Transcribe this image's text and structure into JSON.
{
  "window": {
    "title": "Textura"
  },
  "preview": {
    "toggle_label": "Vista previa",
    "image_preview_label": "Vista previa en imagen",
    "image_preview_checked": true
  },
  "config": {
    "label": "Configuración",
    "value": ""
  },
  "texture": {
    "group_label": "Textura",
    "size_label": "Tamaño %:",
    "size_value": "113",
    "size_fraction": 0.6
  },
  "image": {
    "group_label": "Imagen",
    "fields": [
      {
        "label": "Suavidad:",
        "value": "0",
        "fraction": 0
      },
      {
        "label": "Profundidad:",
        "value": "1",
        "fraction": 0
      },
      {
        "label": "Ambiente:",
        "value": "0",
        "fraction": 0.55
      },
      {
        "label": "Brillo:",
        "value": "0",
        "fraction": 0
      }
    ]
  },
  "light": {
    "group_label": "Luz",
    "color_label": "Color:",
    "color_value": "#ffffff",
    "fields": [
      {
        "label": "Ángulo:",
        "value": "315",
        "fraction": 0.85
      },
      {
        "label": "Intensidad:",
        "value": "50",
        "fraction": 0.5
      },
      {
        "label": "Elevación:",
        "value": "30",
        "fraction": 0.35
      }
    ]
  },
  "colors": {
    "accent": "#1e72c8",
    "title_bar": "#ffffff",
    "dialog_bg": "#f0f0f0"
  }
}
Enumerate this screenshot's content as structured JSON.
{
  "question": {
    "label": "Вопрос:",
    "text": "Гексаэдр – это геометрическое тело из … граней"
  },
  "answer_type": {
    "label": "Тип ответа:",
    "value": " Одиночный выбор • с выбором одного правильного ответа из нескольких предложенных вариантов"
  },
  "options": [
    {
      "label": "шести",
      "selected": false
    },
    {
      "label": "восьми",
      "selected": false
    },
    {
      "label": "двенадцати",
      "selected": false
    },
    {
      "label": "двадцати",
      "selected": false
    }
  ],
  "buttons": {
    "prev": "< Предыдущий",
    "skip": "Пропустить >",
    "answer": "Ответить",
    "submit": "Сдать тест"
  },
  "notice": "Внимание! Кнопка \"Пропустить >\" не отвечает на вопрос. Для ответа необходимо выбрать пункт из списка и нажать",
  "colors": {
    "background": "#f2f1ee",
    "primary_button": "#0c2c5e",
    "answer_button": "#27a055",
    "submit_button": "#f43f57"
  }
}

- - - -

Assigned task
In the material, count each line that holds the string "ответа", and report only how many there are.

Result below
3